In 1783, the monastery was raised to the status of imperial abbey. In 1803 the Abbey was given to the Prince Ligne dominion Edelstetten as compensation for the loss of the county Fagnolle in Hainault. Then in 1804/1805 it passed to Prince Nikolaus II. Esterházy de Galantha and it remains in his family today.
The interiors of many rooms from the 18th century are decorated with significant stucco work. An example is the Chinese Hall. The Abbey church is still the parish church of Edelstetten town. while the former chapter house museum. The Abbey crib is decorated with fresco paintings of biblical scenes. The seven scenes are: Adoration of the Shepherds, Adoration of the Magi, Presentation in the Temple, Massacre of the Innocents, house in Nazareth, the twelve year old Jesus in the Temple and Wedding at Cana.References:
The Arch of Constantine is situated between the Colosseum and the Palatine Hill. It was erected by the Roman Senate to commemorate Constantine I's victory over Maxentius at the Battle of Milvian Bridge in 312. Dedicated in 315, it is the largest Roman triumphal arch. The arch spans the Via triumphalis, the way taken by the emperors when they entered the city in triumph.
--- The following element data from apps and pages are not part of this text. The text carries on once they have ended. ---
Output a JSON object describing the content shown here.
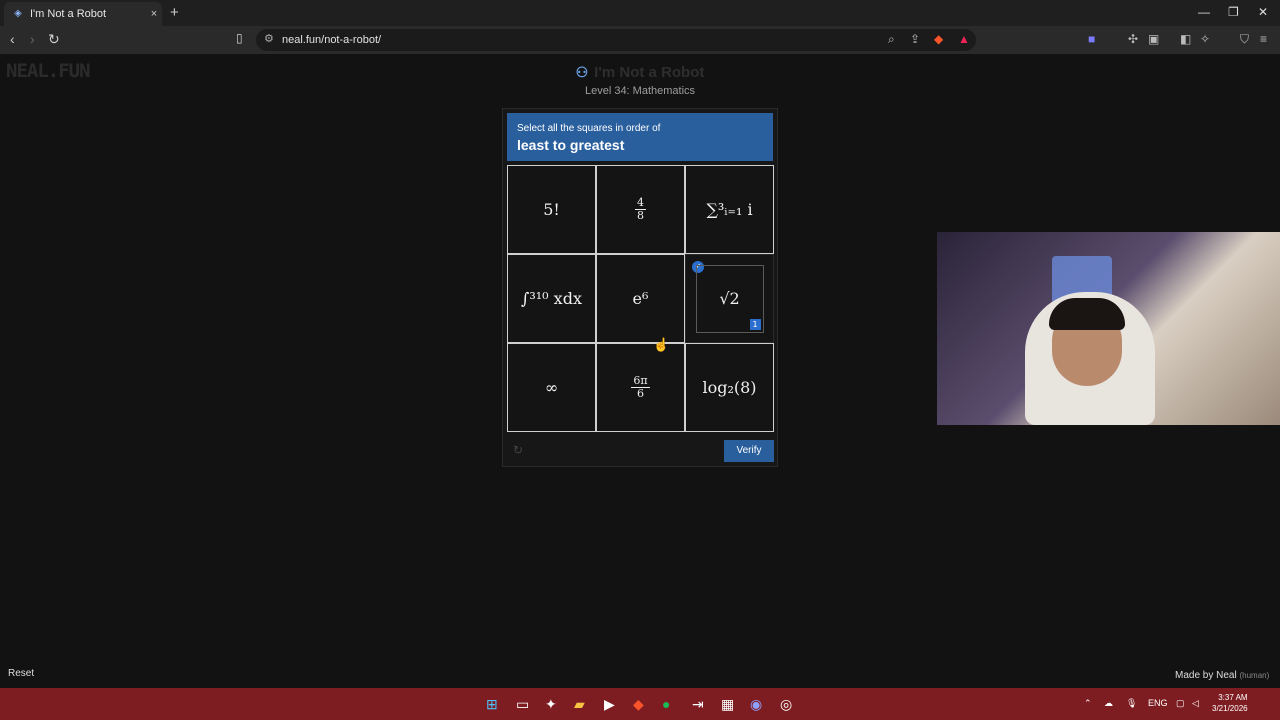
{
  "browser": {
    "tab_title": "I'm Not a Robot",
    "tab_close": "×",
    "new_tab": "+",
    "url": "neal.fun/not-a-robot/",
    "win_min": "—",
    "win_max": "❐",
    "win_close": "✕"
  },
  "page": {
    "logo": "NEAL.FUN",
    "title": "I'm Not a Robot",
    "level": "Level 34: Mathematics",
    "reset": "Reset",
    "made_by": "Made by Neal",
    "made_by_note": "(human)"
  },
  "captcha": {
    "instruction": "Select all the squares in order of",
    "instruction_emphasis": "least to greatest",
    "verify_label": "Verify",
    "cells": [
      {
        "expr": "5!",
        "selected": false
      },
      {
        "expr_num": "4",
        "expr_den": "8",
        "selected": false
      },
      {
        "expr": "∑³ᵢ₌₁ i",
        "selected": false
      },
      {
        "expr": "∫³¹⁰ xdx",
        "selected": false
      },
      {
        "expr": "e⁶",
        "selected": false
      },
      {
        "expr": "√2",
        "selected": true,
        "order": "1"
      },
      {
        "expr": "∞",
        "selected": false
      },
      {
        "expr_num": "6π",
        "expr_den": "6",
        "selected": false
      },
      {
        "expr": "log₂(8)",
        "selected": false
      }
    ]
  },
  "taskbar": {
    "lang": "ENG",
    "time": "3:37 AM",
    "date": "3/21/2026"
  }
}
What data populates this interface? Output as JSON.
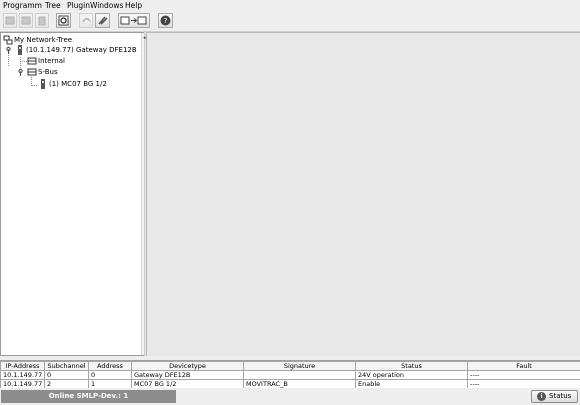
{
  "menu": [
    "Programm",
    "Tree",
    "PluginWindows",
    "Help"
  ],
  "toolbar": {
    "buttons": [
      "new-icon",
      "delete-icon",
      "trash-icon",
      "refresh-icon",
      "undo-icon",
      "tools-icon",
      "export-icon",
      "help-icon"
    ]
  },
  "tree": {
    "root": "My Network-Tree",
    "gateway": "(10.1.149.77) Gateway DFE12B",
    "internal": "Internal",
    "sbus": "S-Bus",
    "device": "(1) MC07 BG 1/2"
  },
  "table": {
    "headers": [
      "IP-Address",
      "Subchannel",
      "Address",
      "Devicetype",
      "Signature",
      "Status",
      "Fault"
    ],
    "rows": [
      [
        "10.1.149.77",
        "0",
        "0",
        "Gateway DFE12B",
        "",
        "24V operation",
        "----"
      ],
      [
        "10.1.149.77",
        "2",
        "1",
        "MC07 BG 1/2",
        "MOVITRAC_B",
        "Enable",
        "----"
      ]
    ]
  },
  "statusbar": {
    "online_text": "Online SMLP-Dev.: 1",
    "status_button": "Status"
  },
  "colors": {
    "online_bg": "#8d8d8d",
    "content_bg": "#e8e8e8"
  }
}
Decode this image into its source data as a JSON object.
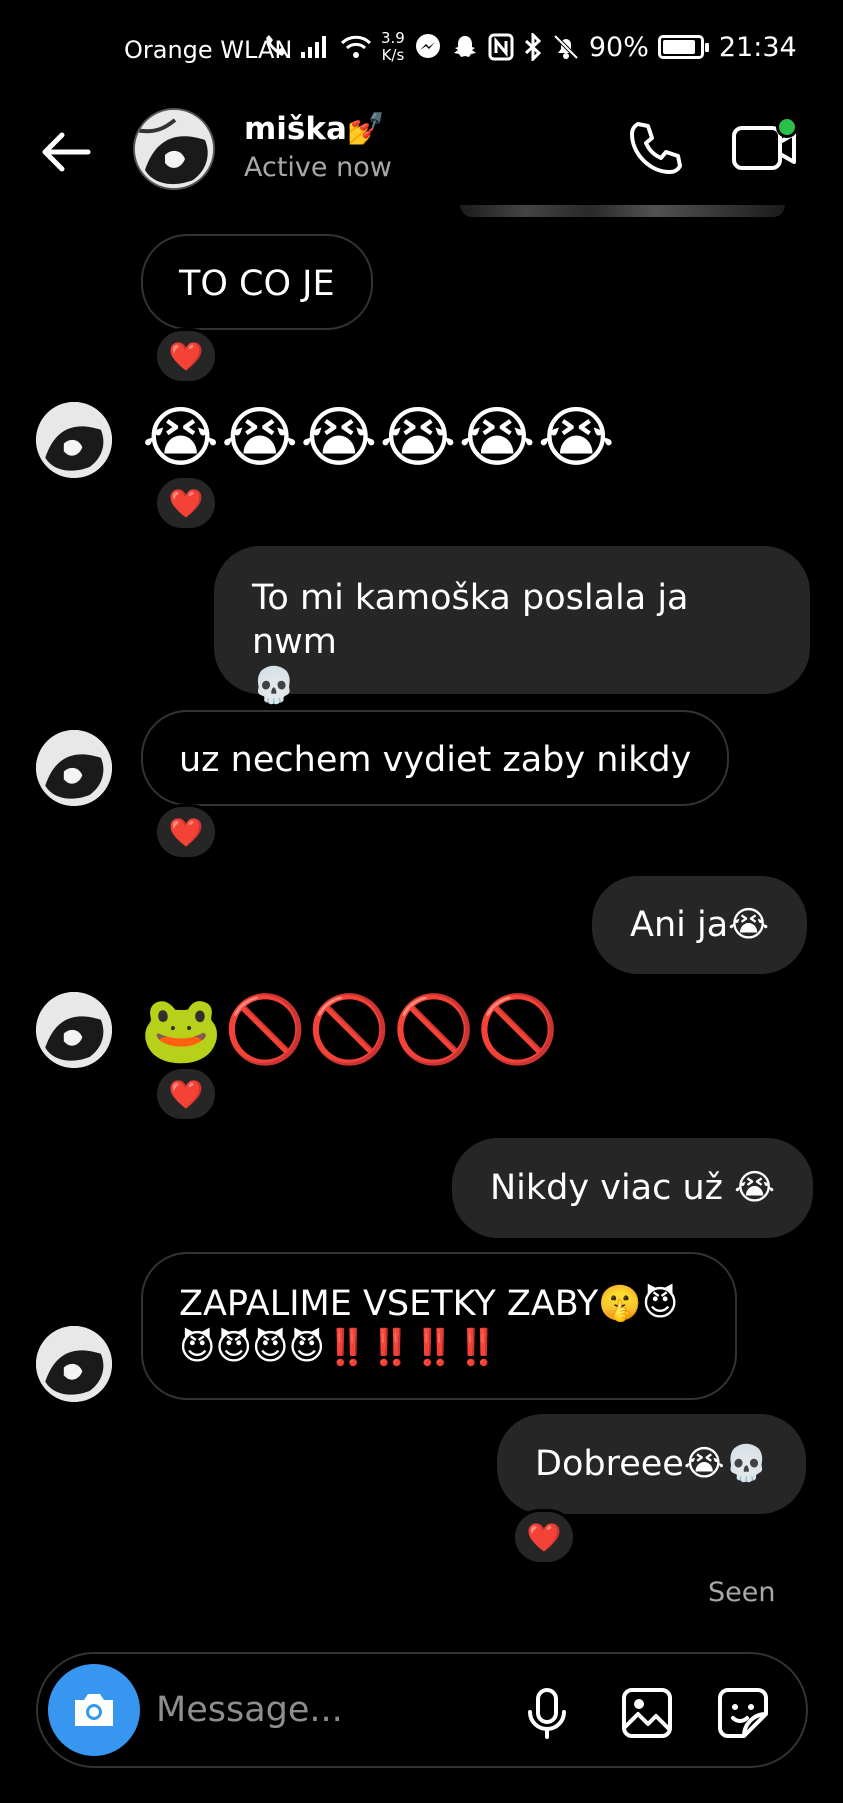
{
  "status_bar": {
    "carrier": "Orange WLAN",
    "speed_value": "3.9",
    "speed_unit": "K/s",
    "battery": "90%",
    "battery_level": 0.9,
    "time": "21:34",
    "icons": [
      "wifi-call-icon",
      "signal-icon",
      "wifi-icon",
      "messenger-icon",
      "snapchat-icon",
      "nfc-icon",
      "bluetooth-icon",
      "mute-icon",
      "battery-icon"
    ]
  },
  "header": {
    "contact_name": "miška",
    "name_emoji": "💅",
    "status": "Active now",
    "icons": [
      "back-arrow-icon",
      "phone-icon",
      "video-call-icon"
    ],
    "online_color": "#2ac04a"
  },
  "messages": [
    {
      "side": "in",
      "text": "TO CO JE",
      "reaction": "❤️"
    },
    {
      "side": "in",
      "text": "😭😭😭😭😭😭",
      "emoji_only": true,
      "reaction": "❤️"
    },
    {
      "side": "out",
      "text_line1": "To mi kamoška poslala ja nwm",
      "text_line2": "💀"
    },
    {
      "side": "in",
      "text": "uz nechem vydiet zaby nikdy",
      "reaction": "❤️"
    },
    {
      "side": "out",
      "text": "Ani ja😭"
    },
    {
      "side": "in",
      "text": "🐸🚫🚫🚫🚫",
      "emoji_only": true,
      "reaction": "❤️"
    },
    {
      "side": "out",
      "text": "Nikdy viac už 😭"
    },
    {
      "side": "in",
      "text_line1": "ZAPALIME VSETKY ZABY🤫😈",
      "text_line2": "😈😈😈😈‼️‼️‼️‼️"
    },
    {
      "side": "out",
      "text": "Dobreee😭💀",
      "reaction": "❤️"
    }
  ],
  "seen": "Seen",
  "composer": {
    "placeholder": "Message...",
    "icons": [
      "camera-icon",
      "microphone-icon",
      "gallery-icon",
      "sticker-icon"
    ],
    "camera_color": "#3797f0"
  },
  "colors": {
    "background": "#000000",
    "outgoing_bubble": "#262626",
    "incoming_border": "#333333",
    "reaction": "#e41e3f",
    "secondary_text": "#a8a8a8"
  }
}
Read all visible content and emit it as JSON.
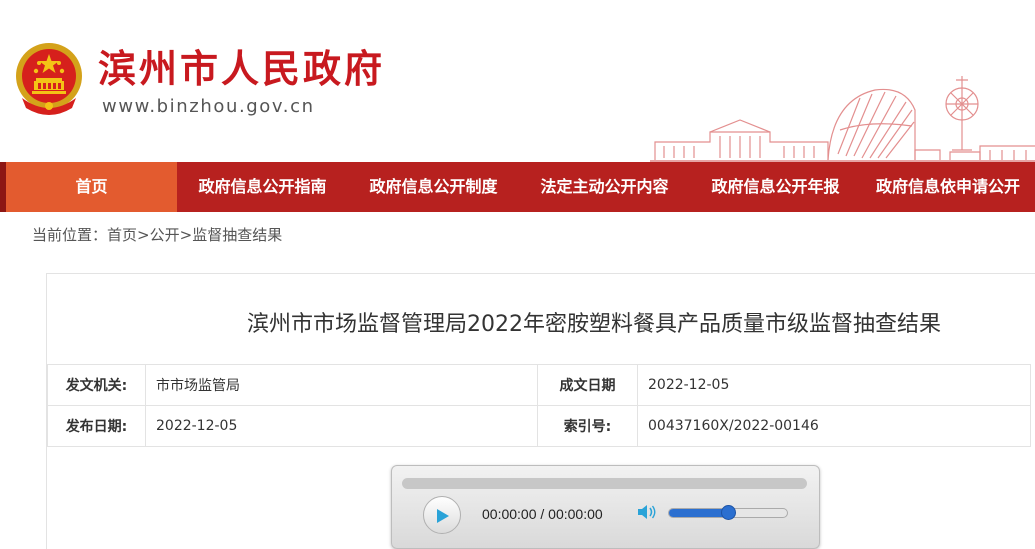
{
  "header": {
    "site_title": "滨州市人民政府",
    "site_url": "www.binzhou.gov.cn",
    "brand_color": "#c8191f"
  },
  "nav": {
    "items": [
      {
        "label": "首页",
        "active": true
      },
      {
        "label": "政府信息公开指南",
        "active": false
      },
      {
        "label": "政府信息公开制度",
        "active": false
      },
      {
        "label": "法定主动公开内容",
        "active": false
      },
      {
        "label": "政府信息公开年报",
        "active": false
      },
      {
        "label": "政府信息依申请公开",
        "active": false
      }
    ],
    "bg_color": "#b7211f",
    "active_color": "#e35b2f"
  },
  "breadcrumb": {
    "prefix": "当前位置：",
    "items": [
      "首页",
      "公开",
      "监督抽查结果"
    ],
    "separator": ">"
  },
  "article": {
    "title": "滨州市市场监督管理局2022年密胺塑料餐具产品质量市级监督抽查结果",
    "meta": {
      "issuer_label": "发文机关:",
      "issuer_value": "市市场监管局",
      "created_label": "成文日期",
      "created_value": "2022-12-05",
      "published_label": "发布日期:",
      "published_value": "2022-12-05",
      "index_label": "索引号:",
      "index_value": "00437160X/2022-00146"
    }
  },
  "player": {
    "time_display": "00:00:00 / 00:00:00",
    "volume": 0.5,
    "icons": {
      "play": "play-icon",
      "volume": "speaker-icon"
    }
  }
}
Though dedicated to Constantine, much of the decorative material incorporated earlier work from the time of the emperors Trajan (98-117), Hadrian (117-138) and Marcus Aurelius (161-180), and is thus a collage. The last of the existing triumphal arches in Rome, it is also the only one to make extensive use of spolia, reusing several major reliefs from 2nd century imperial monuments, which give a striking and famous stylistic contrast to the sculpture newly created for the arch.
The arch is 21 m high, 25.9 m wide and 7.4 m deep. Above the archways is placed the attic, composed of brickwork reveted (faced) with marble. A staircase within the arch is entered from a door at some height from the ground, on the west side, facing the Palatine Hill. The general design with a main part structured by detached columns and an attic with the main inscription above is modelled after the example of the Arch of Septimius Severus on the Roman Forum.